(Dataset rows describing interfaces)
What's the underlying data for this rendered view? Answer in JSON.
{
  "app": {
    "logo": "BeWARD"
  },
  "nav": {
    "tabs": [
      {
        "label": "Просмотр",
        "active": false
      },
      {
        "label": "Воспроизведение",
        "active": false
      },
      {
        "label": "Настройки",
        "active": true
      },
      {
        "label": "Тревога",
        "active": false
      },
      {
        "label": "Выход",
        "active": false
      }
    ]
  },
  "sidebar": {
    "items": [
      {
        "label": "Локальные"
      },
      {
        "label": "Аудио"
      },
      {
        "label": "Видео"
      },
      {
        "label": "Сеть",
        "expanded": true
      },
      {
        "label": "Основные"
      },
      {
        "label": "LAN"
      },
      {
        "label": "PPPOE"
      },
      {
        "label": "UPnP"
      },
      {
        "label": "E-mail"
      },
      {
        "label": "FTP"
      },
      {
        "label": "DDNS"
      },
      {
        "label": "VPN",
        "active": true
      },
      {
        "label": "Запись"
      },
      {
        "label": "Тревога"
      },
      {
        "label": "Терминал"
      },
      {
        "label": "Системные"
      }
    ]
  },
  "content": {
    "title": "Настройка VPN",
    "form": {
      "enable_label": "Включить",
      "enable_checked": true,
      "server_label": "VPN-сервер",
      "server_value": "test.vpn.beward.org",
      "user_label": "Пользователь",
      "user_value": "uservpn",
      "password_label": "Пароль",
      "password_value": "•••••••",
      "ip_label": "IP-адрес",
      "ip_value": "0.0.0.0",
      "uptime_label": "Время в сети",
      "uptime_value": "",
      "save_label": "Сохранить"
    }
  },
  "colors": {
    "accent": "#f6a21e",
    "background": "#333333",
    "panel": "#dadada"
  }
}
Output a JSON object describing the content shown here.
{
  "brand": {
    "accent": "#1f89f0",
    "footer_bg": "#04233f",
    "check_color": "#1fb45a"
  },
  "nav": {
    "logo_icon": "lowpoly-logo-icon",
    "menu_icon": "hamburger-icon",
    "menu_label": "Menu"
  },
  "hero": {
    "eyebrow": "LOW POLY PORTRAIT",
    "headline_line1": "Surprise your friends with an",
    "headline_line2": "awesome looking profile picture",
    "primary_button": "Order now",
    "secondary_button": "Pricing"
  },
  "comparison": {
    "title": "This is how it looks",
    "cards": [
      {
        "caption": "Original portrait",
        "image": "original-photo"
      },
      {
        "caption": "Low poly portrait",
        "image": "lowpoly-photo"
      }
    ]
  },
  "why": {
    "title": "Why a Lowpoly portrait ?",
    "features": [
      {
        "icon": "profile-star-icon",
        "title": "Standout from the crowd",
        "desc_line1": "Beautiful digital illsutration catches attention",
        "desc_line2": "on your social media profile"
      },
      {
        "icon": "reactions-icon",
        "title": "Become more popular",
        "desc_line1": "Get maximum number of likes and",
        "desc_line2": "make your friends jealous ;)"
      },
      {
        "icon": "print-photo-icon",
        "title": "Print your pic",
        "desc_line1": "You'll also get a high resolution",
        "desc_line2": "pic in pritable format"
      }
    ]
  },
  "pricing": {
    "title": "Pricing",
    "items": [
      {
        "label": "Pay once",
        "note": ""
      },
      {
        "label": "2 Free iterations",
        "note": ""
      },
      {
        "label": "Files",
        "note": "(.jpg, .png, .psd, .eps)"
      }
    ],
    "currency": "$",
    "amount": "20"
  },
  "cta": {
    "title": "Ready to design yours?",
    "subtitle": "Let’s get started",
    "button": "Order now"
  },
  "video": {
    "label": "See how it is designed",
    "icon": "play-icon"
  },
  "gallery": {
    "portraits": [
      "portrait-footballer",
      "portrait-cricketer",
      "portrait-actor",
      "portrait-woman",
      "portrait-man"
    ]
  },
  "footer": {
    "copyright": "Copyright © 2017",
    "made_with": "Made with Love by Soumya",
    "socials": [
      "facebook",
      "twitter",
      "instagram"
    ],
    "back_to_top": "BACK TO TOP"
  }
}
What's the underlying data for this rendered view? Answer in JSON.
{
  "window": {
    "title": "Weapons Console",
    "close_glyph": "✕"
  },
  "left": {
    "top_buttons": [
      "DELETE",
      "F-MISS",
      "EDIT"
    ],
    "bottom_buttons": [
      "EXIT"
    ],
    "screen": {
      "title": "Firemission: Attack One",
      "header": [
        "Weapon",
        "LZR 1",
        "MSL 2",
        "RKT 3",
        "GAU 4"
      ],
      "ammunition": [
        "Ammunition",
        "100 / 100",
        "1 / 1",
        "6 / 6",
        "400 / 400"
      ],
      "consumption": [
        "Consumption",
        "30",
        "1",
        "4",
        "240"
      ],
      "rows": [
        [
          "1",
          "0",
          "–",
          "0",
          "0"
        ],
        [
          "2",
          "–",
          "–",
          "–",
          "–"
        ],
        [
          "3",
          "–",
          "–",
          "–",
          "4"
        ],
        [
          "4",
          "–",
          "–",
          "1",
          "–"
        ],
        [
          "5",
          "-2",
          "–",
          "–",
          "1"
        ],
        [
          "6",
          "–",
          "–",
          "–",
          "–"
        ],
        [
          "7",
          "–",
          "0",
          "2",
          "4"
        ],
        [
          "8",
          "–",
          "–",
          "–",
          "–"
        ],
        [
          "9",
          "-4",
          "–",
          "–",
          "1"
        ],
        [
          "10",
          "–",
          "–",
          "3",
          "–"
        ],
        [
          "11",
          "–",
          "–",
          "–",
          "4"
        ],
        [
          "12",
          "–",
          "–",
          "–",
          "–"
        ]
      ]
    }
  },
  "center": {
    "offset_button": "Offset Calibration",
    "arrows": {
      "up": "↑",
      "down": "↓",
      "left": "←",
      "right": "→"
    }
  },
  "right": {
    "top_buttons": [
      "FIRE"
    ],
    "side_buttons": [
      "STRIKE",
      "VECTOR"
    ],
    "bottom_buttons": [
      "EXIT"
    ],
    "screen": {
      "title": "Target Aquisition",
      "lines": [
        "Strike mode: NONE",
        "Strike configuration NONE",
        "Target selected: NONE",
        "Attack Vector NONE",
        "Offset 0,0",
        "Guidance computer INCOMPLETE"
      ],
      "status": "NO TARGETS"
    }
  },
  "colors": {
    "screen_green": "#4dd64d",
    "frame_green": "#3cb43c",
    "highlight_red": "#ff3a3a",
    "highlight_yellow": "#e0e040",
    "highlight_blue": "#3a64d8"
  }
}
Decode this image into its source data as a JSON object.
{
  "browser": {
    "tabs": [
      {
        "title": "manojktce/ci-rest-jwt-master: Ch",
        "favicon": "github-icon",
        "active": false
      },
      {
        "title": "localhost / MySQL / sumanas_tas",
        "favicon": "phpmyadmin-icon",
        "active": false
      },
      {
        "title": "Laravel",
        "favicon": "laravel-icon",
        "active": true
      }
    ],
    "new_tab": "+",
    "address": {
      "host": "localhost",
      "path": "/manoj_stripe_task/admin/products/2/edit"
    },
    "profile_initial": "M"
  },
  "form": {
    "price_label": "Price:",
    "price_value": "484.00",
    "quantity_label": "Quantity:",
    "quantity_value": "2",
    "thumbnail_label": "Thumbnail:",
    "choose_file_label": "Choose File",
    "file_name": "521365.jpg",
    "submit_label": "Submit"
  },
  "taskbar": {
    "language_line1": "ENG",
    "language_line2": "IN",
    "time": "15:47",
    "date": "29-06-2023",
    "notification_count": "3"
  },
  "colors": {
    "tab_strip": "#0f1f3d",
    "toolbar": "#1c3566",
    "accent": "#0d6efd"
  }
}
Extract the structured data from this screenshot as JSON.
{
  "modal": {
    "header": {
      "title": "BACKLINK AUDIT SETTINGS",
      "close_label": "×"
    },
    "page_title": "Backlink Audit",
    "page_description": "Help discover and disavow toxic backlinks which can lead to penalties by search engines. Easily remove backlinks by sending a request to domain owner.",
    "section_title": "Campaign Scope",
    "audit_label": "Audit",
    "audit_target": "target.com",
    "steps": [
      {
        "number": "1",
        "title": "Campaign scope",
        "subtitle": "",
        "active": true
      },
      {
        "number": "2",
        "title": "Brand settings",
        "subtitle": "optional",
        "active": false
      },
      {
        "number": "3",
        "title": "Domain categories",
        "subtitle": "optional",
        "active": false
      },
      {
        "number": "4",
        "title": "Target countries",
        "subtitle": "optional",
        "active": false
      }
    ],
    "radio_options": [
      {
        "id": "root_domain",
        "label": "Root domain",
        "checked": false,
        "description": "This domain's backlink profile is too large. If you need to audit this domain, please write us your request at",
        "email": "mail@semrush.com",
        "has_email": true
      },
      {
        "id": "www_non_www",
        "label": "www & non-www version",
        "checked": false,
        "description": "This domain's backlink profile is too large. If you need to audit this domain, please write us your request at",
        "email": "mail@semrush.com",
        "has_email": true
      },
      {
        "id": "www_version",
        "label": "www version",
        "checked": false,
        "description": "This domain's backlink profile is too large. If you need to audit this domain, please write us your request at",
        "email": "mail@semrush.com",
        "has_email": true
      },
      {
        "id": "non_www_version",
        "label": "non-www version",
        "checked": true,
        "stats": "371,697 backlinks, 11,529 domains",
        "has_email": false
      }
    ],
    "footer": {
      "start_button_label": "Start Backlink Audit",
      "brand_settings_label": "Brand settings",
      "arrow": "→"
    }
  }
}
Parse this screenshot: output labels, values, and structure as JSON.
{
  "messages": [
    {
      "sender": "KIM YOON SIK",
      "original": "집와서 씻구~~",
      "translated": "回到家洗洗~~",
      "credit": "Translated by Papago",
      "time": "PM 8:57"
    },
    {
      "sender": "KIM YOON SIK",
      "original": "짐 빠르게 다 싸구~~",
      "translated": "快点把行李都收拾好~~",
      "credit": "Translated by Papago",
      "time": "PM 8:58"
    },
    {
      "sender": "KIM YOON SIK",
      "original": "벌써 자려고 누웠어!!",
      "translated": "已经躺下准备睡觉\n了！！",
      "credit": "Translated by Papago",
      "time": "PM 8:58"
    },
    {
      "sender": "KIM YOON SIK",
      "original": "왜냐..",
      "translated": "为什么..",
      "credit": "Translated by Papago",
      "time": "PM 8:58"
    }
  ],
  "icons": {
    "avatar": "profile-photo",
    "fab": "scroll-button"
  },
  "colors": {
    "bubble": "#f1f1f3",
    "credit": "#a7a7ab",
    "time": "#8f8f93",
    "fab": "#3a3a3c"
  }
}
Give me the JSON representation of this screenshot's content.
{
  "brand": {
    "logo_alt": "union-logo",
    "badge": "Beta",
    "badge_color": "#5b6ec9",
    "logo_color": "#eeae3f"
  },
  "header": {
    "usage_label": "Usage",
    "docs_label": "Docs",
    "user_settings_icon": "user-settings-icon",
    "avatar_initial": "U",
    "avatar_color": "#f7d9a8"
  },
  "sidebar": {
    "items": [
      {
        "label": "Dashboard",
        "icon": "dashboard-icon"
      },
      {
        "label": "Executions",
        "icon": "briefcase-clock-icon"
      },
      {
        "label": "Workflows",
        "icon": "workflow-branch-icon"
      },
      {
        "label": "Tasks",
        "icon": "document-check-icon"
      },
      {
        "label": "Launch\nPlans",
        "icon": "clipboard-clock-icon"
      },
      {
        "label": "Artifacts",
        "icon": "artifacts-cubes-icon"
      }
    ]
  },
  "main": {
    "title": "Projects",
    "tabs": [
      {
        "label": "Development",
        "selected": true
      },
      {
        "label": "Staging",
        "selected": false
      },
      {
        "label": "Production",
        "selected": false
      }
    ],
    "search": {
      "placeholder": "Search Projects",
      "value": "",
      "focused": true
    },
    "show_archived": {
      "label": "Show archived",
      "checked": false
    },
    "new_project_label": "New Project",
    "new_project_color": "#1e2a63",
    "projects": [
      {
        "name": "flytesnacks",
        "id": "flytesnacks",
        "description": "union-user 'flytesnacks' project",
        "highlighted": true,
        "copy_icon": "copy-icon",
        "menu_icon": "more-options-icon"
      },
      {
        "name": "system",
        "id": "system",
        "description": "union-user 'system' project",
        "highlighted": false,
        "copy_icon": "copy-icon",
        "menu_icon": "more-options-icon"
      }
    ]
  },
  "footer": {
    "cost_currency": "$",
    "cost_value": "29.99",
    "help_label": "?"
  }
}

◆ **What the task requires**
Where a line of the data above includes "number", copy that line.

◆ **Solution**
        "desc_line1": "Get maximum number of likes and",
        "number": "1",
        "number": "2",
        "number": "3",
        "number": "4",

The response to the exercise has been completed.